I believe there’s a God and I’m not Him. I believe his Son died for my sins. I believe I should always try to do what’s right and moral.
But do I know the Bible, scripture, and verse? Nope. Do I attend church every Sunday? Nope. Do I surround myself with solely other Christians? Nope. In fact, some of the people I call “friends” have very checkered pasts.
So I don’t know. Am I a Christian or aren’t I? No clue. Do I want my faith to grow and be healthy? Absolutely.
But the reaction I’ve seen from some of Roy Moore’s supporters on social media has shaken my faith. Especially some of the reactions I’ve seen to the accusers and the attempts to justify away, Roy Moore’s admitted behavior in the late 1970’s and early 1980’s. Sadly, many of those reactions have come from people I look to as principled Christians, for guidance.
The first four accusers in the Roy Moore case didn’t seek out the media. The Washington Post sought them out. After several interviews, the women still didn’t want to go public. It wasn’t until the Post pressured them with 30 corroborating witnesses, did the women relent. These women are in their 50s. They never said a word, as Moore progressed through his career. Every indication is, that they intended to take their burden to the grave with them, like so many women unfortunately, do. Yet, even under those circumstances, they were blasted on social media as liars, women of ill-repute, and “probably paid off”.
One in 6 women in this country, will be a victim of some type of sexual abuse, up to and including rape in her lifetime. Think about that for a moment. One out of every six women that reads those attacks on Roy Moore’s victims on social media, either has been or will be, a victim of sexual assault.
And people wonder why women are hesitant to come out.
The other issue that’s I believe, speaks to our moral equivalency as a country, is the numerous times I’ve been told that whether or not I believe it to be immoral for a 32-year-old man (who admitted to) dating high school girls, doesn’t matter due to the fact that the Bible doesn’t specifically prohibit said behavior. As I said above, I’m no Bible expert, but I believe that there’s no specific prohibition against slavery in it, either. It strikes me as moral relativism to imply that an issue that the Bible neither condemns nor condones, must therefore, condone it by default.
I was originally angry with all of the division over the Roy Moore issue. Division over what amounts to a mere 1/100th of the US Senate. But now, I’m just heartbroken.
Heartbroken over watching friendships dissolved over the issue. Heartbroken at the moral relativism. Heartbroken at my wavering faith. And especially heartbroken for the women who are survivors, yet remain in their own, silent hell, afraid to speak out and having each attack they read on the accusers feel like another twist of the knife.
Whatever side of the issue you’re on, whatever your faith, I implore you: Before hitting “send” on that next post on social media, try to remember that others are lurking and reading. Ask yourself if you would say the words to a survivor of sexual or domestic abuse. Ask yourself if you would say the words to a newcomer to your church.
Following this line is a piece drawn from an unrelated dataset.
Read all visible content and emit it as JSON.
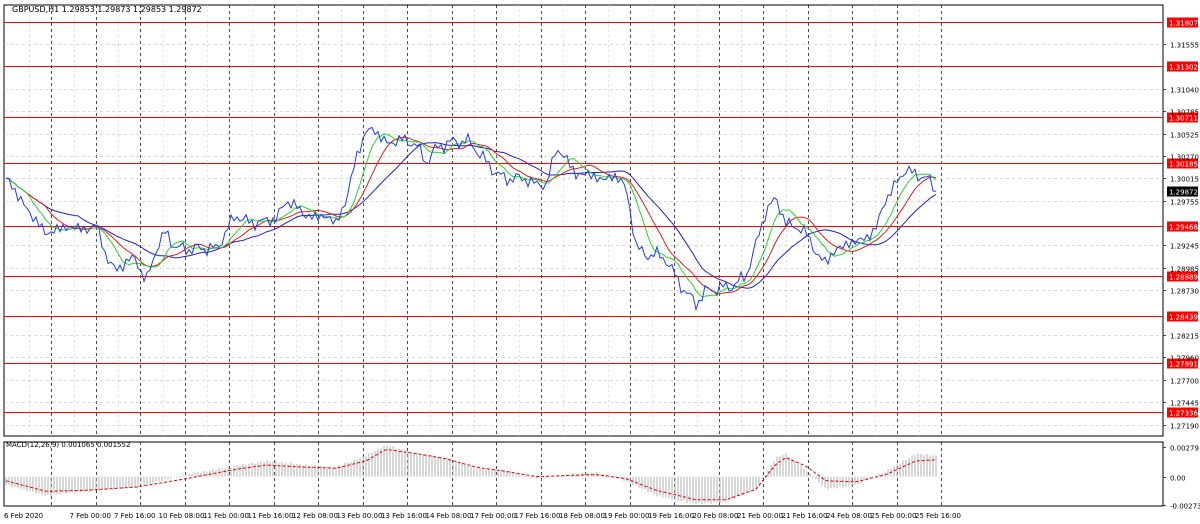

I’m not a very good Christian. I’m a broken, and sinful person. I’m flawed beyond belief. And if someone like me can consciously make the effort to be more gentle in my approach, I would hope that those I look to for spiritual guidance can do so as well.
Let’s stop hurting each other. Intentionally or not.
Her professional career encompasses Public Relations and Senior Executive Search.
She is the happy wife to her husband of 23 years, and the proud mom of a US Army veteran.